But the ministers, whose minds were eagerly bent upon the consecrating of their lord, and who, although the means were difficult, had overcome all anxious fears about the matter, sent people, entrusted with many precious gifts, jewels, pearls, and so forth, to the city of Madhura in southern (India), to woo the daughter of the Pandu king for their lord, devoted (as they were) to their ruler; and they also (sent to woo) the daughters of others for the ministers and retainers.
When the messengers were quickly come by ship to the city of Madhura they laid the gifts and letter before the king. The king took counsel with his ministers, and since he was minded to send his daughter (to Lanka) he, having first received also daughters of others for the ministers (of Vijaya), nigh upon a hundred maidens, proclaimed with beat of drum:

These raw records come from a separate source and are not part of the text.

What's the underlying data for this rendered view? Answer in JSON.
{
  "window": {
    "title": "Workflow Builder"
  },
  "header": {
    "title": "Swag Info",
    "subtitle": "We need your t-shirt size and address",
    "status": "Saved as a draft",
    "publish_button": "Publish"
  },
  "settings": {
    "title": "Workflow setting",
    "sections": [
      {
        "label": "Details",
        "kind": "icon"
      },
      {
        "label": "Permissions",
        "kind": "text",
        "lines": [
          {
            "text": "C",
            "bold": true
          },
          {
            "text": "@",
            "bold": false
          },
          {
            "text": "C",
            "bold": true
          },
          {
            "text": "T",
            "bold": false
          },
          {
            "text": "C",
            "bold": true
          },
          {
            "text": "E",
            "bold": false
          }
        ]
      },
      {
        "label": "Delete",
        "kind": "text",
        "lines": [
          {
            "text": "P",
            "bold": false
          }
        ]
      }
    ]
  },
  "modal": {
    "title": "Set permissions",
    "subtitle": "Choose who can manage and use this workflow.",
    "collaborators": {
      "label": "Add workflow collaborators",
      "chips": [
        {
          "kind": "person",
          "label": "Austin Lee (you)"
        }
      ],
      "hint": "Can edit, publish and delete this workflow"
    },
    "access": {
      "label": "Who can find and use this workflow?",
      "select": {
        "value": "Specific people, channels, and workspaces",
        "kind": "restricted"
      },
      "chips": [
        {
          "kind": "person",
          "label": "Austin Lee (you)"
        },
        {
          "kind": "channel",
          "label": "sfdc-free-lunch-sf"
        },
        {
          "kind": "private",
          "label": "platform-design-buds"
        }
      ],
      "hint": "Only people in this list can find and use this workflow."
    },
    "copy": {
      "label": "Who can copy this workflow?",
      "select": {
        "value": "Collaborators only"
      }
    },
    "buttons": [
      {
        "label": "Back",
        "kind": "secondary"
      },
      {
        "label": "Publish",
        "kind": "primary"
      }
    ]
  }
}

- `Those men here who are willing to let a daughter depart for Lanka shall provide their daughters with a double store of clothing and place them at the doors of their houses. By this sign shall we (know that we may) take them to ourselves.'
When he had thus obtained many maidens and had given compensation to their families, he sent his daughter, bedecked with all her ornaments, and all that was needful for the journey, and all the maidens whom he had fitted out, according to their rank, elephants withal and horses and wagons, worthy of a king, and craftsmen and a thousand families of the eighteen guilds, entrusted with a letter to the conqueror Vijaya. All this multitude of men disembarked at Mahatittha; for that very reason is that landing-place known as Mahatittha.
Vijaya had one son and one daughter by the yakkhini; when he now heard that the princess had arrived he said to the yakkhini: `Go thou now, dear one, leaving the two children behind; men are ever in fear of superhuman beings.'
But when she heard this she was seized with fear of the yakkhas; then he said (again) to the yakkhhini: `Delay not! I will bestow on thee an offering by (spending) a thousand (pieces of money).' When she had again and again besought him (in vain) she took her two children and departed for Lankapura, though fearing that evil should come of it.
She set the children down outside and went, herself, into that city. When the yakkhas in the city recognized the yakkhini, in their terror they took her for a spy and there was great stir among them; but one who was violent killed the yakkhini, with a single blow of his fist.
But her uncle, on the mother's side, a yakkha, went forth from the city and when he saw the children he asked them:
- `Whose children are you?' and hearing that they were Kuvanna's he said: `Here has your mother been slain, and slay you also if they see you: (therefore) flee swiftly!'
Fleeing with speed they went from thence to the Sumanaküta. The brother, the elder of the two, when he grew up took his sister, the younger, for his wife, and multiplying with sons and daughters, they dwelt, with the king's leave, there in Malaya. From these are sprung the Pulinda.
King Vijaya consecrated
The envoys of the Pandu king delivered up to the prince Vijaya the gifts and the (maidens) with the king's daughter at their head. When Vijaya had offered hospitality and bestowed honours on the envoys he bestowed the maidens, according to their rank, upon his ministers and retainers. According to custom the ministers in full assembly consecrated Vijaya king and appointed a great festival.
Then king Vijaya consecrated the daughter of the Pandu king with solemn ceremony as his queen; he bestowed wealth on his ministers, and every year lie sent to his wife's father a shell-pearl worth twice a hundred thousand (pieces of money).
Source - http://lakdiva.org/mahavamsa/